Only the lines with "title" in the entries below belong in the answer; please copy them.

■ Dataset excerpts
Start of Block

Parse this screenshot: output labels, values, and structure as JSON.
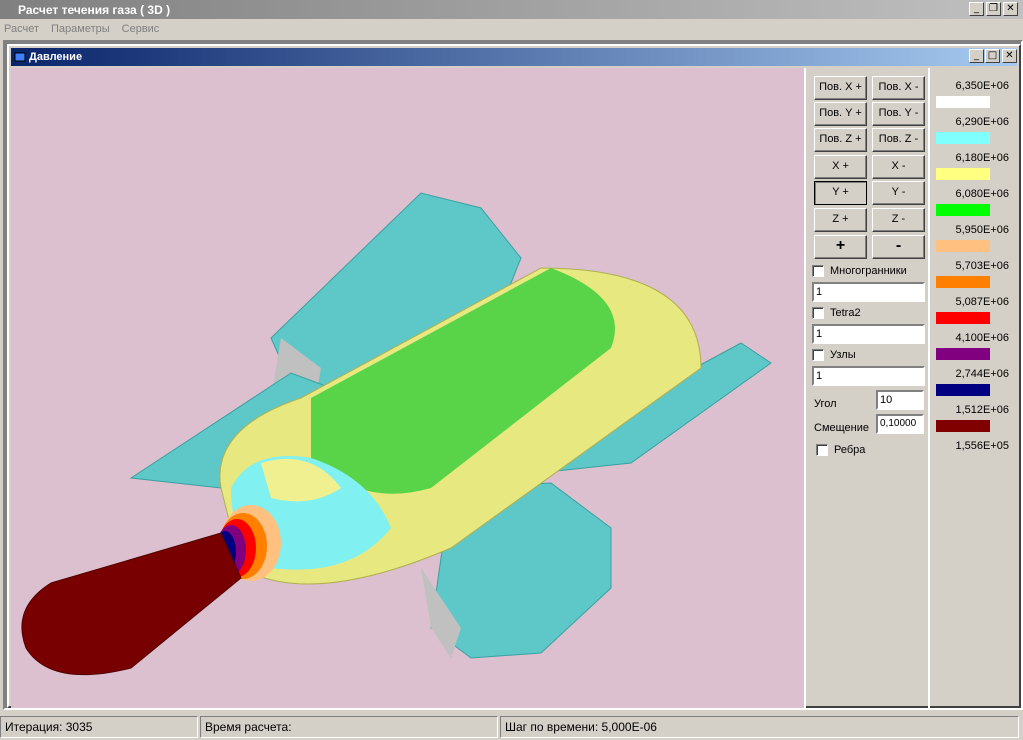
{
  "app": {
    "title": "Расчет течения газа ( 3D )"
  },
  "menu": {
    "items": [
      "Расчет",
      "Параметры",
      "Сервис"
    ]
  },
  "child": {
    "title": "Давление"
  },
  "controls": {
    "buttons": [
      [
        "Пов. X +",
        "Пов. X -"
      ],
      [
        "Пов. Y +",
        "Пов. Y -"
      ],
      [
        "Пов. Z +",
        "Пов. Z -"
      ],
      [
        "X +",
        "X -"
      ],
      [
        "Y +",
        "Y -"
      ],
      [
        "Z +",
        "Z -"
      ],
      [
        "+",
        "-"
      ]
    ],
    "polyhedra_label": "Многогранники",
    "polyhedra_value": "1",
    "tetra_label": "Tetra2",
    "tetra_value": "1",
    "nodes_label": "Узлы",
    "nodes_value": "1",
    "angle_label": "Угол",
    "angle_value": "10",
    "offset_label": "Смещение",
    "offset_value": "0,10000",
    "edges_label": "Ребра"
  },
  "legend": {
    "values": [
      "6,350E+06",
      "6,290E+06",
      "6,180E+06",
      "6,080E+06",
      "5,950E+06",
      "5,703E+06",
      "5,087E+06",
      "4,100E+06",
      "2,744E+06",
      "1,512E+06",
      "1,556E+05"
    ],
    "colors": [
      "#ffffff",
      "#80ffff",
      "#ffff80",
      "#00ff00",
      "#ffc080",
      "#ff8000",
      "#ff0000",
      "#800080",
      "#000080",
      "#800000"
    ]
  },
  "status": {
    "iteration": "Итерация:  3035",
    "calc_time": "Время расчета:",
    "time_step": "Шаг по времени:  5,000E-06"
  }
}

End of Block
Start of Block

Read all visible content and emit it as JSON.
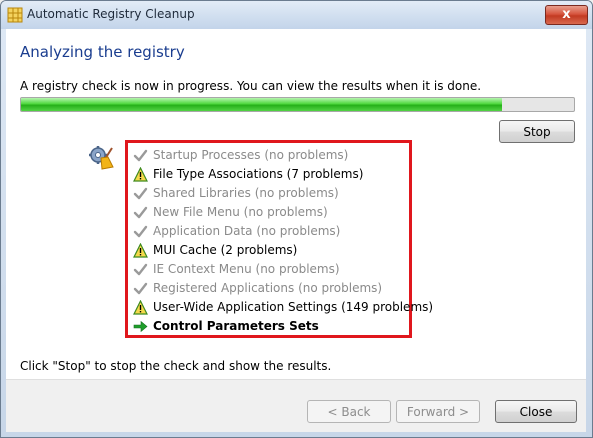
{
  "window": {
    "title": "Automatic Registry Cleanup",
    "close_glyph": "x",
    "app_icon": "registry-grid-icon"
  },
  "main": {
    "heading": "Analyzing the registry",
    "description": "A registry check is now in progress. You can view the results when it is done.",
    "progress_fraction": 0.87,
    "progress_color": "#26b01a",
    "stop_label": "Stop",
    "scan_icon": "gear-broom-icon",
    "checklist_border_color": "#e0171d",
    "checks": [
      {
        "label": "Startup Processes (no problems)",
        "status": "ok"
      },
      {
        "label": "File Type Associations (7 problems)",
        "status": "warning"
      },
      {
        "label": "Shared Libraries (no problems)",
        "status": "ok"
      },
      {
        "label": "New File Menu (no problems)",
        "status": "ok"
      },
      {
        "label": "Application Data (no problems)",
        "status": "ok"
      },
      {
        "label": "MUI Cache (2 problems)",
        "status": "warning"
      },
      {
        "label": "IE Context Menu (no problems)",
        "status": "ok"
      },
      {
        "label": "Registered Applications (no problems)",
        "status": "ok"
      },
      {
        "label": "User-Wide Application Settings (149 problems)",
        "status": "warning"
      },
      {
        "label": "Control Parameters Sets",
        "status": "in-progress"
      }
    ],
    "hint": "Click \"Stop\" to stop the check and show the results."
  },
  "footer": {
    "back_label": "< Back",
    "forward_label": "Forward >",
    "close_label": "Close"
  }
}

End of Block

■ Expected output
    "title": "Расчет течения газа ( 3D )"
    "title": "Давление"
    "title": "Automatic Registry Cleanup",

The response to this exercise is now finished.